My actual house was ready, probably, for a makeover or facelift or both, but out of my reach. But I had committed months ago to at least a paint job. It had been about seven years, I think, since I had decided my house needed to go from gray to soft lavender. Over the years, the lavender had faded so softly it was almost gray again. For weeks now, between rainstorms, John has been prepping and nailing and priming to ready the house for the paint and this week there has been a transformation noticeable. The house looks happy again. Not so tired. It took years off the visual age. And it made me look inside.

Each room, after nearly 30 years of my being here, in the same place and space, have grown a bit stuck in their look and placement of beds and footstools. In the spirit of being shipshape, I started in my bedroom, moving things, taking things to the garage or a charity, or just plain throwing stuff out. The summer T-shirts have been packed up to make room for the sweaters. The books long-ago read have moved off those shelves and into the study, making room for new books yet to be read. Waiting for slow fall evenings, after the last light has left and the chill slips in and the comforter is a comfort.

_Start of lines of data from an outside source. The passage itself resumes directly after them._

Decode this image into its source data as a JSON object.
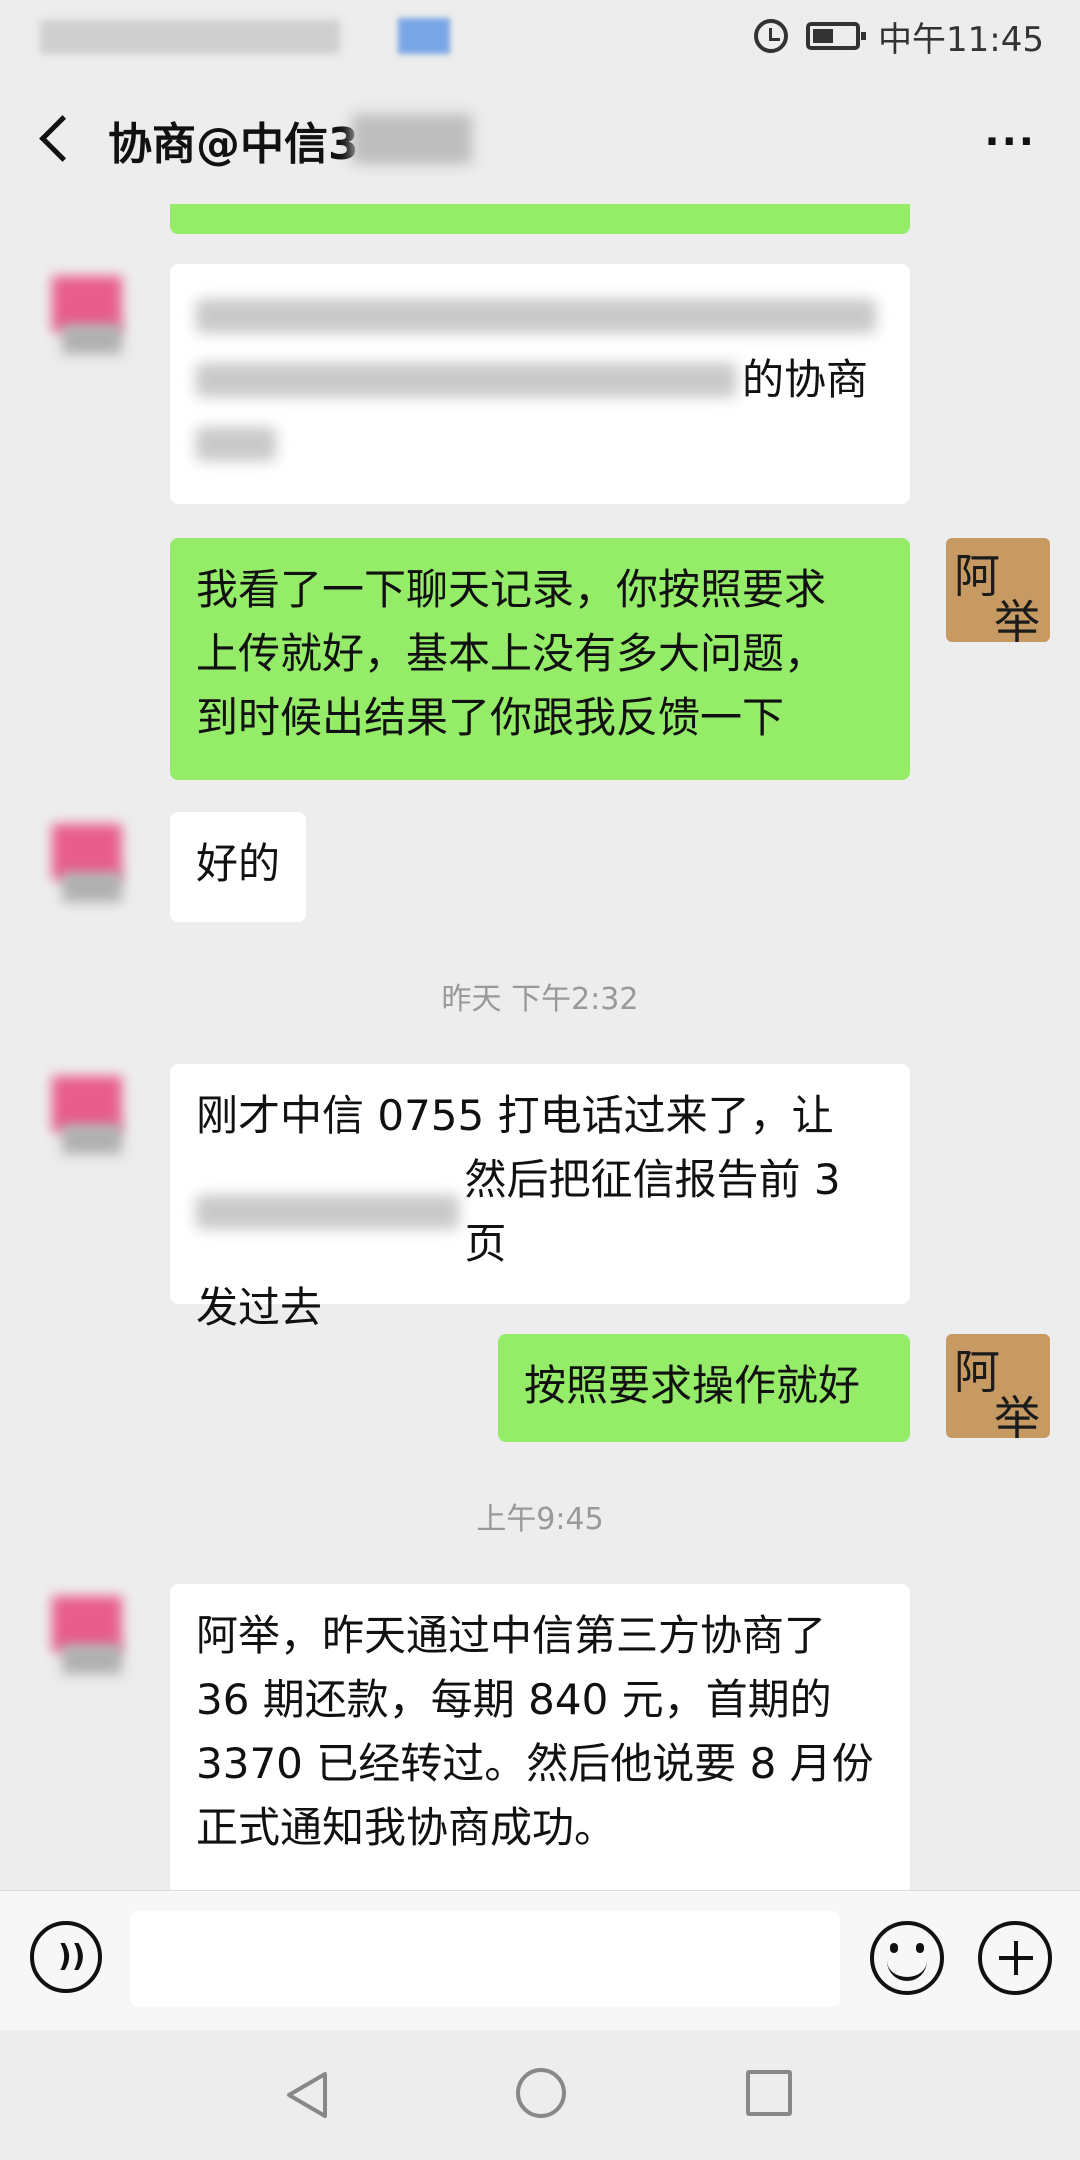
{
  "status_bar": {
    "time": "中午11:45"
  },
  "header": {
    "title": "协商@中信3",
    "more": "···"
  },
  "avatars": {
    "me": [
      "阿",
      "举"
    ]
  },
  "messages": {
    "m1_tail": "的协商",
    "m2": [
      "我看了一下聊天记录，你按照要求",
      "上传就好，基本上没有多大问题，",
      "到时候出结果了你跟我反馈一下"
    ],
    "m3": "好的",
    "ts1": "昨天 下午2:32",
    "m4": [
      "刚才中信 0755 打电话过来了，让",
      "然后把征信报告前 3 页",
      "发过去"
    ],
    "m5": "按照要求操作就好",
    "ts2": "上午9:45",
    "m6": [
      "阿举，昨天通过中信第三方协商了",
      "36 期还款，每期 840 元，首期的",
      "3370 已经转过。然后他说要 8 月份",
      "正式通知我协商成功。"
    ]
  },
  "input_bar": {
    "voice_symbol": "))"
  }
}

I have always felt much more kinship with thinking of the fall as the start of a new year than that frigid, all-white, seamless season that the calendar proclaims is new. So I wandered up to Dolly’s on Saturday and found some new books for the clean shelves, a couple of novels, a gardening book to plan for next spring, a book of self portraits. I also grabbed a box of colored pencils and markers so, should I feel inspired, I can at least doodle with a flair.

By Sunday there was a new rhythm. I moved easily in my room to sit on the tiny upstairs porch in the glow of the new paint, all wrapped up in my robe. Later I read and puttered and talked to the neighbors. By suppertime I savored the chicken that had slow roasted for hours. And when the light faded, I crawled under the comforter and traveled to another country and another time but grateful and aware that there is something new and comforting about these precious September Sundays in the Park

Teri Orr is the director of the Park City Performing Arts Foundation that provides programming for the George S. and Delores Dore Eccles Center for the Performing Arts and the Big Stars Bright Nights Summer Concert Series at Deer Valley. She is also a former editor of The Park Record.

Support Local Journalism

Support Local Journalism

Readers around Park City and Summit County make the Park Record's work possible. Your financial contribution supports our efforts to deliver quality, locally relevant journalism.

Now more than ever, your support is critical to help us keep our community informed about the evolving coronavirus pandemic and the impact it is having locally. Every contribution, however large or small, will make a difference.

Each donation will be used exclusively for the development and creation of increased news coverage.


Start a dialogue, stay on topic and be civil.
If you don't follow the rules, your comment may be deleted.

User Legend: iconModerator iconTrusted User